Disclaimer. This is my first gun. I have never fired a powder actuated gun in my life until this one.
So on September 11, having sat on my newly minted PAL for a whole 24 hours, I drove out to my nearest Bass Pro (Niagara on the Lake) and purchased a Savage 64 F (.22 rifle semi-automatic, iron sights), a 350 pack of Federal .22 Ammo, and a small pack of CCI subsonic (which the customer service guy said may not operate the semi-auto mechanism properly – it worked fine). The subsonic is for rats inside the barn – where ricochets would pose a safety risk. One of the reasons I chose this to start with is the fact that it was made in Lakefield, Ontario – Savage acquired the Cooey company which was an Ontario born and bred gun manufacturer. The gun came with an additional trigger guard (cable type). I thought that was a nice touch. The price was $169.99 Canadian (I was pleasantly surprised that it was basically the same as the US price properly converted).
Once home (by about 6 pm), I checked it out thoroughly. I was initially taken by how small and light it seemed. I somehow expected something heavier – more forbidding. I glanced over the manual, loaded up the magazine (sturdy metal) with 10 rounds, and went outside. I live on 34 acres, so no one is going to complain about a few gun shots. I tried the subsonics, and they were really quiet. Sadly there were no rats about to target. They have become harder to spot since we have less food about for the birds which we have been losing so fast. I plinked a few targets, and then loaded up some federal rounds. I set up a political lawn sign I had lying around against a heavy wooden backstop across the yard, and sighted the gun in. At 10 yards I fired two groups of 5 about 1 1/2″ across shooting standing and from the knee. I set up a board about 4″ across and hit that first time at 50 yards. I added a can and a bottle, hit the can first shot, the bottle with one miss both at 50 yards, so I can say the gun is pretty accurate – and I am not too bad a marksman when sitting with the gun resting on the balcony. The light was getting bad so I stopped practicing and put the animals away for the night. In all I used up 10 rounds of subsonic and about 30 rounds of regular ammo.
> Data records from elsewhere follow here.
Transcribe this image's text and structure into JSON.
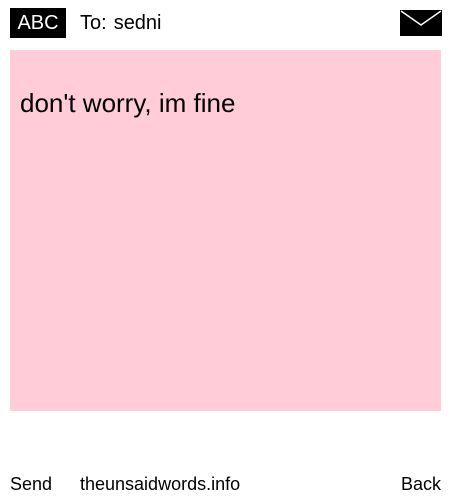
{
  "header": {
    "mode_label": "ABC",
    "recipient_prefix": "To:",
    "recipient_name": "sedni"
  },
  "message": {
    "text": "don't worry, im fine",
    "background_color": "#ffccd8"
  },
  "icons": {
    "envelope": "envelope-icon"
  },
  "footer": {
    "send_label": "Send",
    "site_label": "theunsaidwords.info",
    "back_label": "Back"
  }
}
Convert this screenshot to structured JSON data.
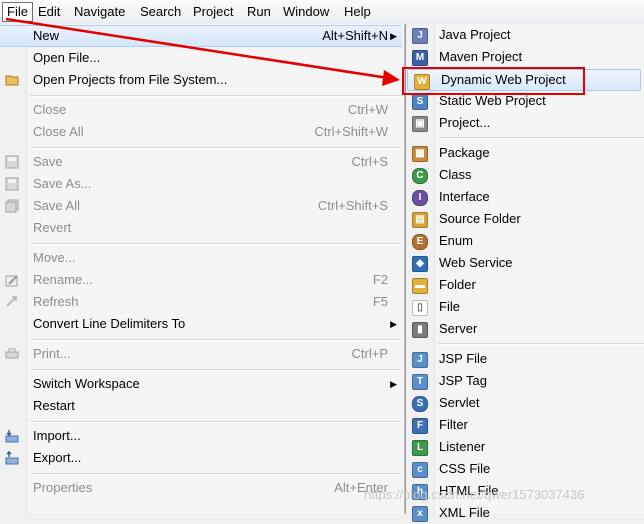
{
  "menubar": [
    "File",
    "Edit",
    "Navigate",
    "Search",
    "Project",
    "Run",
    "Window",
    "Help"
  ],
  "file_menu": [
    {
      "label": "New",
      "shortcut": "Alt+Shift+N",
      "submenu": true,
      "state": "highlighted",
      "icon": ""
    },
    {
      "label": "Open File...",
      "shortcut": "",
      "state": "enabled",
      "icon": ""
    },
    {
      "label": "Open Projects from File System...",
      "shortcut": "",
      "state": "enabled",
      "icon": "folder-icon"
    },
    {
      "label": "Close",
      "shortcut": "Ctrl+W",
      "state": "disabled",
      "icon": ""
    },
    {
      "label": "Close All",
      "shortcut": "Ctrl+Shift+W",
      "state": "disabled",
      "icon": ""
    },
    {
      "label": "Save",
      "shortcut": "Ctrl+S",
      "state": "disabled",
      "icon": "save-icon"
    },
    {
      "label": "Save As...",
      "shortcut": "",
      "state": "disabled",
      "icon": "save-as-icon"
    },
    {
      "label": "Save All",
      "shortcut": "Ctrl+Shift+S",
      "state": "disabled",
      "icon": "save-all-icon"
    },
    {
      "label": "Revert",
      "shortcut": "",
      "state": "disabled",
      "icon": ""
    },
    {
      "label": "Move...",
      "shortcut": "",
      "state": "disabled",
      "icon": ""
    },
    {
      "label": "Rename...",
      "shortcut": "F2",
      "state": "disabled",
      "icon": "rename-icon"
    },
    {
      "label": "Refresh",
      "shortcut": "F5",
      "state": "disabled",
      "icon": "refresh-icon"
    },
    {
      "label": "Convert Line Delimiters To",
      "shortcut": "",
      "submenu": true,
      "state": "enabled",
      "icon": ""
    },
    {
      "label": "Print...",
      "shortcut": "Ctrl+P",
      "state": "disabled",
      "icon": "print-icon"
    },
    {
      "label": "Switch Workspace",
      "shortcut": "",
      "submenu": true,
      "state": "enabled",
      "icon": ""
    },
    {
      "label": "Restart",
      "shortcut": "",
      "state": "enabled",
      "icon": ""
    },
    {
      "label": "Import...",
      "shortcut": "",
      "state": "enabled",
      "icon": "import-icon"
    },
    {
      "label": "Export...",
      "shortcut": "",
      "state": "enabled",
      "icon": "export-icon"
    },
    {
      "label": "Properties",
      "shortcut": "Alt+Enter",
      "state": "disabled",
      "icon": ""
    }
  ],
  "new_submenu": [
    {
      "label": "Java Project",
      "icon": "java-project-icon",
      "color": "#6b7fb6"
    },
    {
      "label": "Maven Project",
      "icon": "maven-project-icon",
      "color": "#3d5ea8"
    },
    {
      "label": "Dynamic Web Project",
      "icon": "web-project-icon",
      "color": "#e2b13c",
      "state": "highlighted"
    },
    {
      "label": "Static Web Project",
      "icon": "static-web-project-icon",
      "color": "#4c84c4"
    },
    {
      "label": "Project...",
      "icon": "project-icon",
      "color": "#8a8a8a"
    },
    {
      "label": "Package",
      "icon": "package-icon",
      "color": "#c98a3e"
    },
    {
      "label": "Class",
      "icon": "class-icon",
      "color": "#3e9a4a"
    },
    {
      "label": "Interface",
      "icon": "interface-icon",
      "color": "#6a4fa2"
    },
    {
      "label": "Source Folder",
      "icon": "source-folder-icon",
      "color": "#d7a437"
    },
    {
      "label": "Enum",
      "icon": "enum-icon",
      "color": "#b3702e"
    },
    {
      "label": "Web Service",
      "icon": "web-service-icon",
      "color": "#2f6fb8"
    },
    {
      "label": "Folder",
      "icon": "folder-icon",
      "color": "#e2b13c"
    },
    {
      "label": "File",
      "icon": "file-icon",
      "color": "#ffffff"
    },
    {
      "label": "Server",
      "icon": "server-icon",
      "color": "#7a7a7a"
    },
    {
      "label": "JSP File",
      "icon": "jsp-file-icon",
      "color": "#5b8fc9"
    },
    {
      "label": "JSP Tag",
      "icon": "jsp-tag-icon",
      "color": "#5b8fc9"
    },
    {
      "label": "Servlet",
      "icon": "servlet-icon",
      "color": "#3b6fb6"
    },
    {
      "label": "Filter",
      "icon": "filter-icon",
      "color": "#3b6fb6"
    },
    {
      "label": "Listener",
      "icon": "listener-icon",
      "color": "#3e9a4a"
    },
    {
      "label": "CSS File",
      "icon": "css-file-icon",
      "color": "#5b8fc9"
    },
    {
      "label": "HTML File",
      "icon": "html-file-icon",
      "color": "#5b8fc9"
    },
    {
      "label": "XML File",
      "icon": "xml-file-icon",
      "color": "#5b8fc9"
    }
  ],
  "annotation_color": "#e50000",
  "watermark": "https://blog.csdn.net/qwer1573037436"
}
I have largish hands, so the safety was no problem using my thumb, although it is a trifle stiff. I expect it will ease up over use. The trigger feels really smooth and light – I have nothing to compare it with, but I certainly found it easy and predictable. There was no recoil at all, and the noise was minimal to me (although the horses were a little disturbed). The ducks and chickens didn’t seem to care. In fact my crossbow has more kick – I find it hard to follow the flight of the bolt from the crossbow, but I could see the impact holes of the .22 bullets on the target. The bolt catch was a little weird at first – but once I got the hang of just pressing it in at the right spot, it was easy to open the chamber to check or for cleaning.
The front sight is perhaps a little large and for me obscures the target a bit too much. The rear sight is a simple notch which has a little elevator piece for range setting. Easy enough to use, but I didn’t change it from point blank for now. At some point I may transfer the optical sight I have on an air rifle and see how that performs.
The cable type gun lock was a little stiff to pass through the chamber and out through the magazine slot, but I was able to make it work, and it provides a great way to protect the gun while it is out of the safe.
The magazine seems sturdy, and I was able to load it reasonably easily – a little stiff perhaps but it is brand new. Following the instructions I easily disassembled the rifle – the barrel comes off with two allen-type screws. I reassembled it in about 5 minutes and was good to go.
So far, so good. I have no significant criticisms of the rifle, and for value for money I give it 10 out of 10.